Prime Minister Manmohan Singh has taken a step towards unshackling the poorest of entrepreneurs — the street vendors.
In a letter to chief ministers, this week, Singh called for a “new deal” for urban street vendors and implementation of the National Policy on Urban Street Vendors, 2009 — which would enable vendors to ply their trade without harassment.
These include hawkers, sidewalk traders or even the people selling clothes or utensils at the weekly market.
For them, the landmark economic reforms of 1991 carry little meaning.
The Centre for Civil Society, citing an example of persistent ‘license raj’, says that only 75,000 of half a million cycle-rickshaws plying in Delhi are licensed.
The rest pay an estimated 80 million rupees a month in bribes.
Like rickshaw-pullers, street vendors also have to cough up money to the police, fearing eviction or confiscation of wares.
It was estimated that they pay 400 million rupees yearly in bribes in the national capital alone.
People paying these bribes have an average daily income of Rs. 70 for men and Rs. 40 for women as estimated by the National Commission for Enterprises in the Unorganised Sector. They borrow from money lenders at rates up to 110 percent.
In Sodan Singh and Others versus New Delhi Municipal Council in 1989, the Supreme Court had ruled : “The right to carry on trade or business mentioned in Article 19 (1) g of the constitution, on street pavements, if properly regulated, cannot be denied on the ground that the streets are meant exclusively for passing or re-passing and no other use.”
The revised National Policy on Urban Street Vendors, 2009 by the Ministry of Housing and Urban Poverty Alleviation recognizes the “need for regulation of street vending by way of designated ‘Restricted-free Vending’, ‘Restricted Vending’ and ‘No Vending’ zones based on certain objective principles.”
It lays down that there should not be any cut off date or limit imposed on the number of vendors who should be permitted to sell their goods.
The policy aims to “eschew imposing numerical limits on access to public spaces by discretionary licenses, and instead moving to nominal fee-based regulation of access.”
A model bill on regulation of street vending has been drafted but it is for the states to enact the laws.
That is where the prime minister’s letter comes in.
As part of its campaign for street vendor rights, civil society group Manushi set up in 2005 a temple dedicated to what it describes as a secular goddess “Swachha Narayani”.
The goddess holds a broom to symbolize strength from unity and cleanliness, a clock to signify changing times, a coin to communicate right to livelihood and also a weighing balance, video-camera and pen.
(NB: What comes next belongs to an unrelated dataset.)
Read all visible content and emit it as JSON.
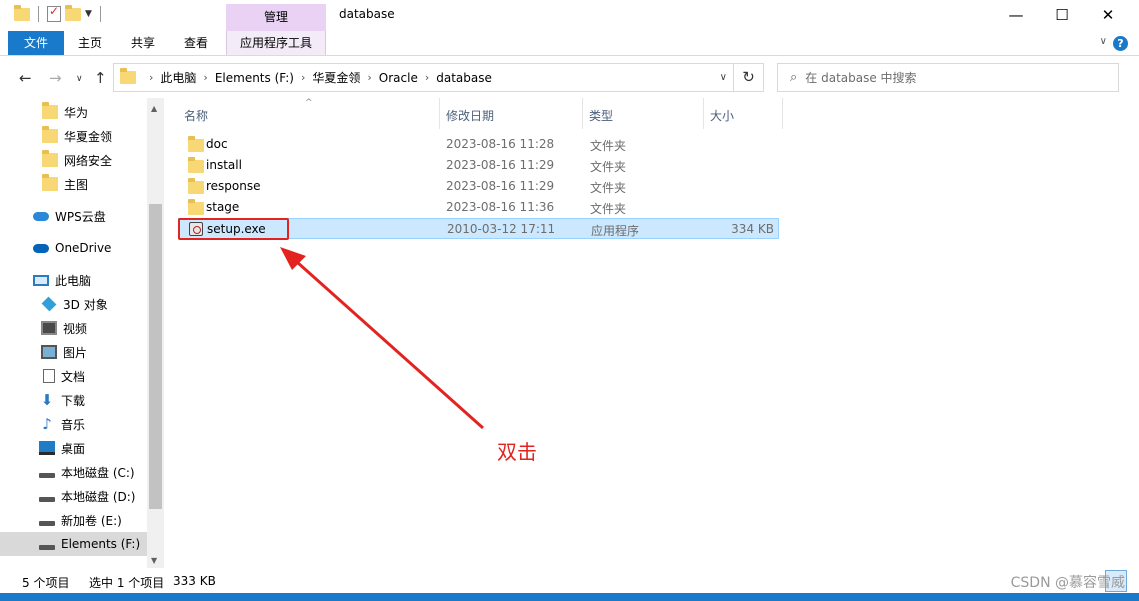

So is the goddess ready to smile on vendors and small entrepreneurs?
[ Photos: A hawker sells computer and electronic spare parts on a pavement in Kolkata while another hawker in Mumbai prepares a cosmetic for men as a customer looks into a mirror. ]